Requirement: If a line of the material contains "Description", copy it.
#####
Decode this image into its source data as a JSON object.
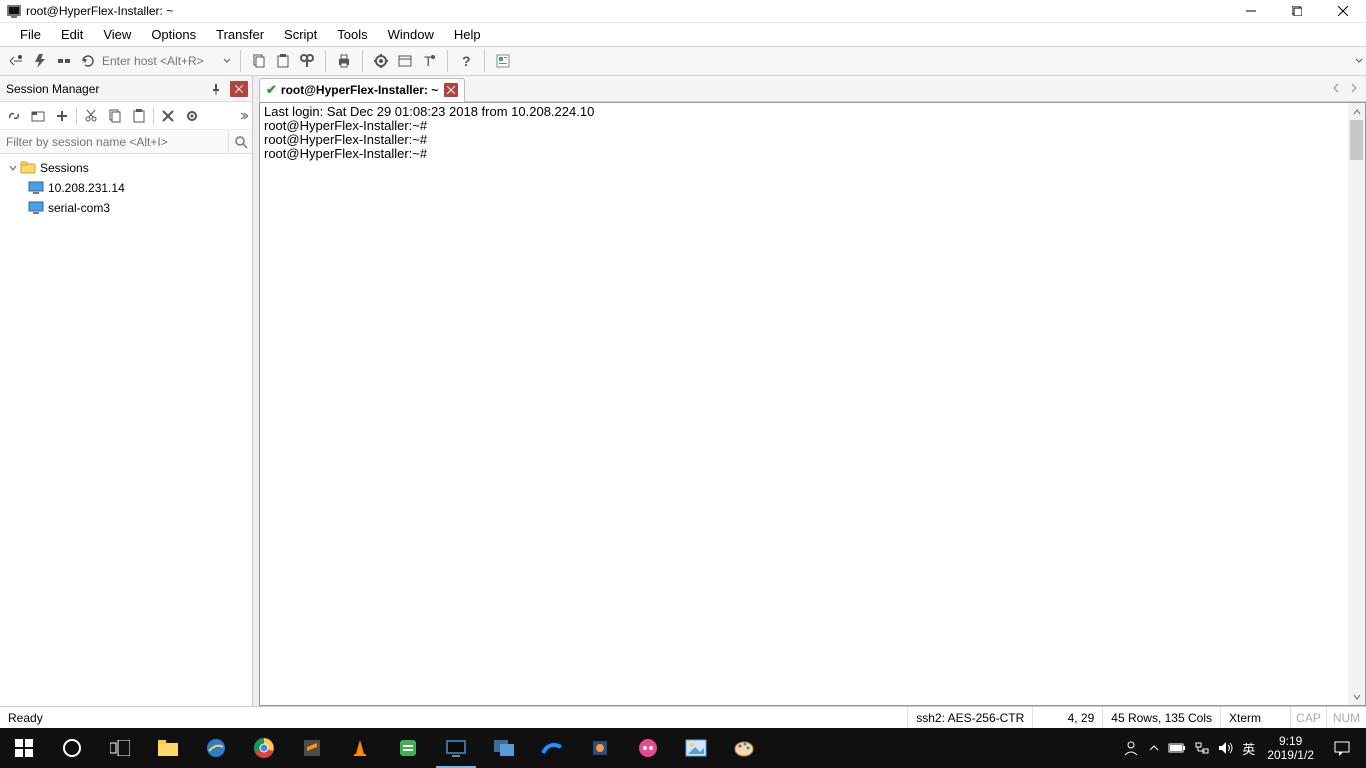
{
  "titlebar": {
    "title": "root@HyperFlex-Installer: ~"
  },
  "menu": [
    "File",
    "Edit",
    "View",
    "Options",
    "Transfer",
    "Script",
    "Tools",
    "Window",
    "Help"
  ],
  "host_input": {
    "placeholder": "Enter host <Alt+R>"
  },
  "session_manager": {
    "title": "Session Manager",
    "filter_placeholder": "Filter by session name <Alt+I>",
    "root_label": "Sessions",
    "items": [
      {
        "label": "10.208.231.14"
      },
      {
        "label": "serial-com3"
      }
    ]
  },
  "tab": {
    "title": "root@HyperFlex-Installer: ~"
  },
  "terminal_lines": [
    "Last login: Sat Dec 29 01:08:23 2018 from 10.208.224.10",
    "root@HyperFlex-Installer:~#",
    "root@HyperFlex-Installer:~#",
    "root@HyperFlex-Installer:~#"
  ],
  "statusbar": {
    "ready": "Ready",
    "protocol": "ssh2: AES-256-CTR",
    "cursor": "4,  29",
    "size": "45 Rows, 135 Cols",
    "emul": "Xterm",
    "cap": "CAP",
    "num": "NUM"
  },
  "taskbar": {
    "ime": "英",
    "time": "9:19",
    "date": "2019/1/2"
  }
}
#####
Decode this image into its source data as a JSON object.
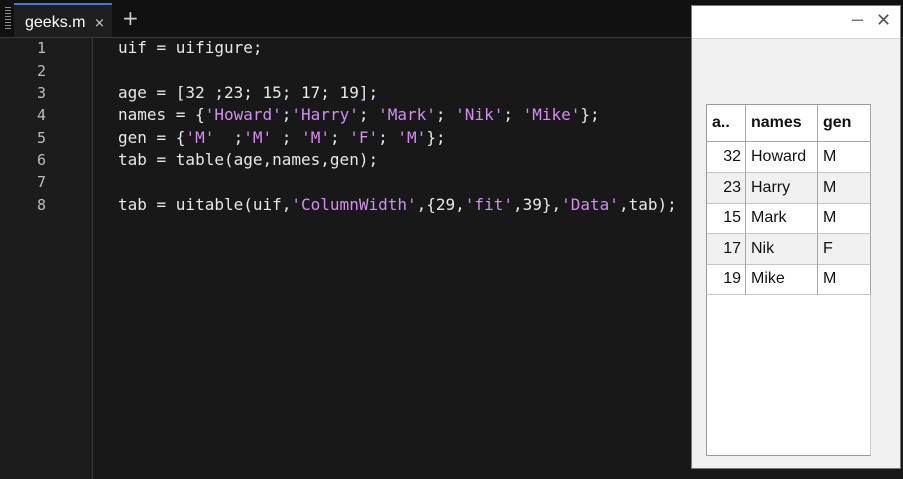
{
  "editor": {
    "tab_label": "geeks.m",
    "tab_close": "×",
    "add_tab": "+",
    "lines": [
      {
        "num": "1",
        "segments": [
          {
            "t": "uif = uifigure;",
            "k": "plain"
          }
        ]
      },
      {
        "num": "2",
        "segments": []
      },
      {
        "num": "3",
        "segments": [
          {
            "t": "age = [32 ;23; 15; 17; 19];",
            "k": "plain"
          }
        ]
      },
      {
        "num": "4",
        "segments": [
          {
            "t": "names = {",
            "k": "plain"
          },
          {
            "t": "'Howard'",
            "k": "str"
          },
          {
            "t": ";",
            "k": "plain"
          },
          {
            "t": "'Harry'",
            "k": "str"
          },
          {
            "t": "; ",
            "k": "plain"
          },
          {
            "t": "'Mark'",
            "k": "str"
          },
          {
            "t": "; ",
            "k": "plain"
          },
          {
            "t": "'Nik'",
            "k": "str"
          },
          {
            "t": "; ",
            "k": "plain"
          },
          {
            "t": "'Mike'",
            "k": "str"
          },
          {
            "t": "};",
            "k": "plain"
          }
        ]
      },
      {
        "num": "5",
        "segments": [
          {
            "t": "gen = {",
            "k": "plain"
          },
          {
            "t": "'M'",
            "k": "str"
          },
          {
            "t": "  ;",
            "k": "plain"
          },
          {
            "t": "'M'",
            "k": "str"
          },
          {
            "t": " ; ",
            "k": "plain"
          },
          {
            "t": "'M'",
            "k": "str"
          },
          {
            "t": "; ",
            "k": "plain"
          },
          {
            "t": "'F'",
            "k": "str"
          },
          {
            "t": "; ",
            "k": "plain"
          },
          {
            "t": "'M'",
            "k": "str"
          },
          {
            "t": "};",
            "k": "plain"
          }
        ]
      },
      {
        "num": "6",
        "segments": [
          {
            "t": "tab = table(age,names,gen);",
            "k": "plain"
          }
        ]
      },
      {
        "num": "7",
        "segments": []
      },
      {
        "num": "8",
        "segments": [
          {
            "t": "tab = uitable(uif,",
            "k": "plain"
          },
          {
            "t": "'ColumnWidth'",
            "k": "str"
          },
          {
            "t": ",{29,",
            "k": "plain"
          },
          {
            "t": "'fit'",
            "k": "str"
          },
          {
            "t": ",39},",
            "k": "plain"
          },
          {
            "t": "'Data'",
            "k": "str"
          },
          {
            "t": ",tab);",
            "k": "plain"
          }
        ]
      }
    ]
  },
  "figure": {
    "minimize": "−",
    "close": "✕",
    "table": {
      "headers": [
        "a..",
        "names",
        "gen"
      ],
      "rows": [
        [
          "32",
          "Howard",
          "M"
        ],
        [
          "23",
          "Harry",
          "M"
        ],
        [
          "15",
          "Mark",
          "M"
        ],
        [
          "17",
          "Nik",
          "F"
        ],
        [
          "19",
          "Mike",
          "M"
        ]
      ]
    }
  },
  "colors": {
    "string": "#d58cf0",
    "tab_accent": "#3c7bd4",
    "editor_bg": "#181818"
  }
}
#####
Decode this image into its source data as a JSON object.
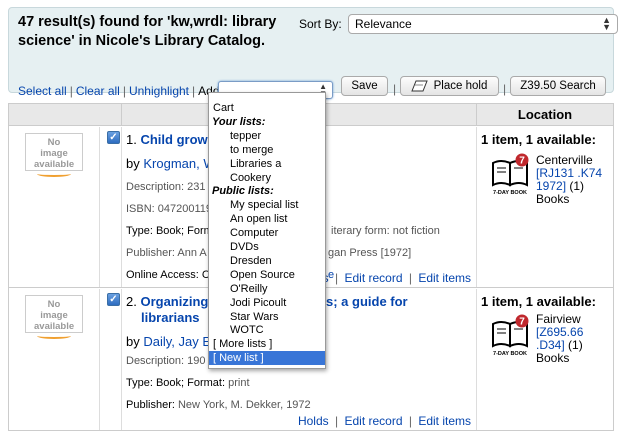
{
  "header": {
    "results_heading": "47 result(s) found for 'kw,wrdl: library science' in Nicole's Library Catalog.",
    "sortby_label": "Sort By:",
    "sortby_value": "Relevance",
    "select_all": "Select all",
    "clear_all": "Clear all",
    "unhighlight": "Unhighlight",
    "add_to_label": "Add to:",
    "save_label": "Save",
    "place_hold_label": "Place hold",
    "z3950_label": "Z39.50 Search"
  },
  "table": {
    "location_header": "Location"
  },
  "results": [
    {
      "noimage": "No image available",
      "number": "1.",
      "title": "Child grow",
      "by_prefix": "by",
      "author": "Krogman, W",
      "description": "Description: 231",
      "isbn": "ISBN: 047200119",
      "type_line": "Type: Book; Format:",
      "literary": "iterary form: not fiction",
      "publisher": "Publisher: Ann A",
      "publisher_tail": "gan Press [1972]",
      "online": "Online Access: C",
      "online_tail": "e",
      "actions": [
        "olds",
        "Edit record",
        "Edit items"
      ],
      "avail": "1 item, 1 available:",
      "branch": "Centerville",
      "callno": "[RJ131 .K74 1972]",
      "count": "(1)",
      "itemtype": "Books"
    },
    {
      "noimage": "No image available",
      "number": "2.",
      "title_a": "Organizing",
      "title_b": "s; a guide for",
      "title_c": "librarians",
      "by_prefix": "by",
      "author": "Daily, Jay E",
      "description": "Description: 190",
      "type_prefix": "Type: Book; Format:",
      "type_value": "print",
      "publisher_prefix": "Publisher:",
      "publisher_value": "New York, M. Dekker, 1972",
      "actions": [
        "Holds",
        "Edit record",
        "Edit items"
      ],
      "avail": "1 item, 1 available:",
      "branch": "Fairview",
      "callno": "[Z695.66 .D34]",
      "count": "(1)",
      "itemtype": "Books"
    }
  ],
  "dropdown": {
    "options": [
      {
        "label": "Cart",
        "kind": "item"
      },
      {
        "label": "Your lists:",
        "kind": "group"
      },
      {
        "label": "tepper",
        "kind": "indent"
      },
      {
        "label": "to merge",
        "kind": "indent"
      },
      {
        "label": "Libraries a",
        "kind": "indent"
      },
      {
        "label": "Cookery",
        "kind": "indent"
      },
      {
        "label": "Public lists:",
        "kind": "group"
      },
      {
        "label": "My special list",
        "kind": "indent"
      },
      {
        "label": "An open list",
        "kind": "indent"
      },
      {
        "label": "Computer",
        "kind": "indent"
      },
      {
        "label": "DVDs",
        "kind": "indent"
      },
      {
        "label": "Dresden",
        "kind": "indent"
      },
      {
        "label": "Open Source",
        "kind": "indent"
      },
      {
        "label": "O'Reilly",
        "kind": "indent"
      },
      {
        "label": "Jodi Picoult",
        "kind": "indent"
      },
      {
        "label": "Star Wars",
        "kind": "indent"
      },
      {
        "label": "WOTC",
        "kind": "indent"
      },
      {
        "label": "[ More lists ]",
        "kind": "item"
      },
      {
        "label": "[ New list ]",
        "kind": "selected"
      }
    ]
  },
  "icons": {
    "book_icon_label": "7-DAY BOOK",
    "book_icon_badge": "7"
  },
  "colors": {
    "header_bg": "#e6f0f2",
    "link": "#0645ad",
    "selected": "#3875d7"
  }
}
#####
Reply:
      "description": "Description: 231",
      "description": "Description: 190",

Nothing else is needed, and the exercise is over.